Born and raised in Philadelphia and environs, she graduated magna cum laude from Temple University’s renowned School of Communications and Theatre and, after three invaluable years at KYW, spent the majority of her work life in public radio, including four years as a foreign correspondent based in Asia, which gave her the opportunity to cover stories such as coups d’etat, volcano eruptions, earthquakes, and the return of Imelda Marcos to Manila to reclaim her shoes.
A digression into motherhood was punctuated by print work for the Washington Post, the Congressional Quarterly, and the Pew Center for Civic Journalism, among other gigs.
She returned to radio in Los Angeles, as a correspondent for the public radio business show “Marketplace.”
Pat rejoined KYW in 2008 and says she is “incredibly grateful for the chance to once again work with the most outstanding broadcast news team in the Delaware Valley… make that the most outstanding broadcast news team anywhere.”
Pat is married to Vernon Loeb, managing editor of the Houston Chronicle, and is the mother of four amazing children: Katie Loeb, of New York City; David, a student at Temple University; Frances, an All-American runner at Johns Hopkins; and Julia, a student at Colorado University-Boulder.
Connect with Pat Loeb on Twitter: @PatLoeb
And now, Kane’s spokesman is reacting with outrage.
Officer James Gallagher had just finished a night shift and was driving home when he saw a car crash into a wall near the Route 3 exit of Interstate 476.
The last time he ran, former Senator Santorum proved a candidate with no money and little name recognition could go the distance; in fact, says his strategist John Brabender, could come close to winning.
Activists across the country will rally for a higher minimum wage today, calling economic justice part of the unfinished business of Martin Luther King’s legacy. One company is putting itself out in front of that movement.

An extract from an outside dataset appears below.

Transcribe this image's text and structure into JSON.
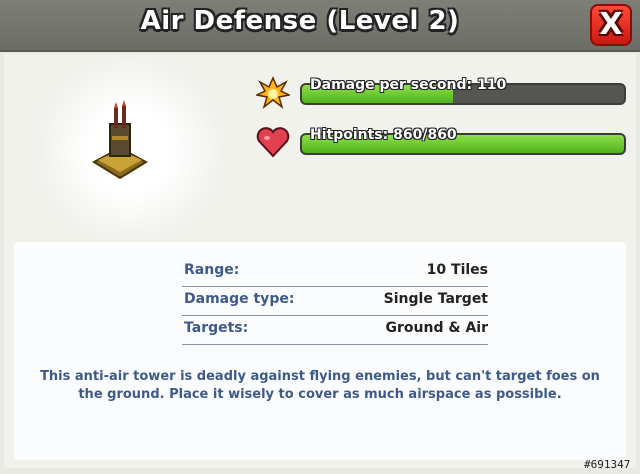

Tax season opens Tuesday when the IRS begins processing returns, but the agency says you can get a jump on it by filing online.
Philadelphia got a rare visit today from a sitting US Supreme Court justice. Judge Samuel Alito was in town to receive an award from the college.
Today is the deadline for getting coverage that begins in February.
The cities being sued have already challenged the constitutionality of the law in Commonwealth Court.
Charles Plosser told the Greater Philadelphia Chamber of Commerce that US monetary policy should be “returned to a more normal footing,” following preset rules.
Columbia Gas has won an easement to put a pipeline through the property of three Downingtown public schools and they’ll pay the district more than $500,000 for the right to dig.
President Obama’s proposal to pay for community college for working Americans has students and administrators at Philadelphia Community College cheering the concept.
Davis stresses he is not confirming the Inquirer’s report and re-asserts that Kane has done nothing wrong or illegal.
The Pennsylvania Environmental Defense Foundation (PEDF) sued to halt any additional leases in state parks and forests, and to make sure proceeds from current leases were put into mitigating the impacts of drilling.
People who bought health insurance through the federal marketplace last year face extra steps on their 2014 tax returns, and maybe extra taxes too.
The Philadelphia fire department’s year-end review found a sharp increase in the number of calls and the number of fatalities in 2014.